One of Edward James very first deeds as a patron of the Arts though was not connected with visual art but with poetry. He himself would have liked to have been primarily remembered as a poet, in fact the inscription on his gravestone in St Roche’s Arboretum at West Dean, reads simply, Edward James 1907 – 1984 Poet. Although he didn’t make it into Poet’s Corner in Westminster Abbey himself, we should be grateful that he “financed a friend” who did make it. His poetical friend and fellow student at Christ Church College, Oxford University was one John Betjeman, later to become Sir John Betjeman, Poet Laureate. Edward enjoyed Betjeman’s poems and decided that they should be published. He set up The James Press and published Betjeman’s first collection, Mount Zion, in 1932. This contained such favourites as:
She died in the upstairs bedroom
By the light of the ev’ning star
That shone through the plate glass window
From over Leamington Spa.
(First verse of ‘Death in Leamington’)
The Church’s Restoration
Has left for contemplation
Not what there used to be.
(Opening lines of ‘Hymn’)
My last lines are in fact taken from some of Edward James own last lines. He composed his own epitaph, the opening line of which reads, ‘I have seen such beauty as one man has seldom seen’. Through The Edward James Foundation, “Kindred Spirits” indeed, his vision continues to be celebrated. In his words:
‘You did your best, rest’ – and after you the bloom

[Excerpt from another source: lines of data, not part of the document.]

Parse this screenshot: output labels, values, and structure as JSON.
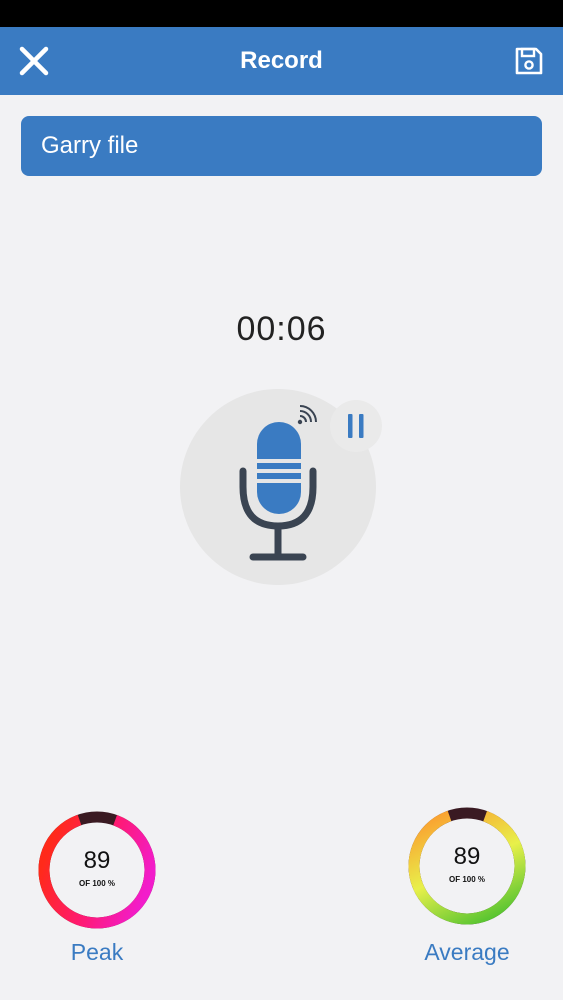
{
  "header": {
    "title": "Record",
    "close_icon": "close-icon",
    "save_icon": "save-icon",
    "color": "#3a7bc2"
  },
  "recording_name": "Garry file",
  "timer": "00:06",
  "mic": {
    "icon": "microphone-icon",
    "signal_icon": "signal-icon",
    "pause_icon": "pause-icon",
    "accent": "#3a7bc2"
  },
  "meters": {
    "peak": {
      "value": "89",
      "of_label": "OF 100 %",
      "caption": "Peak",
      "fraction": 0.89
    },
    "average": {
      "value": "89",
      "of_label": "OF 100 %",
      "caption": "Average",
      "fraction": 0.89
    }
  }
}
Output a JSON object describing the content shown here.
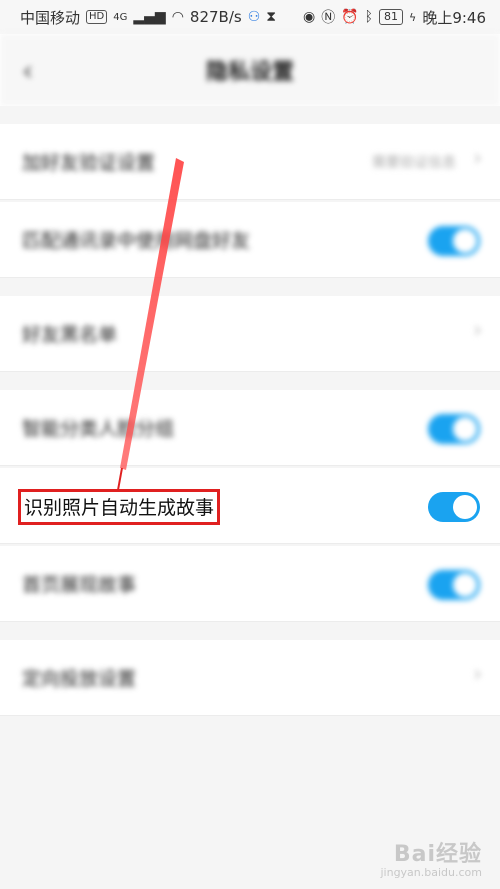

Of what you loved and planted still will whisper what you mean.
Acknowledgement of sources
• Simon Jenkins, England’s Thousand Best Houses (p. 792).
• Relevant websites found by searches for ‘West Dean House’, ‘Monkton House West Dean’, ‘Edward James poet’, ‘Tilly Losch’, ‘Tilly Losch footprints’, ‘Surrealist Art at Monkton House’, ‘John Betjeman’s first poetry collection’.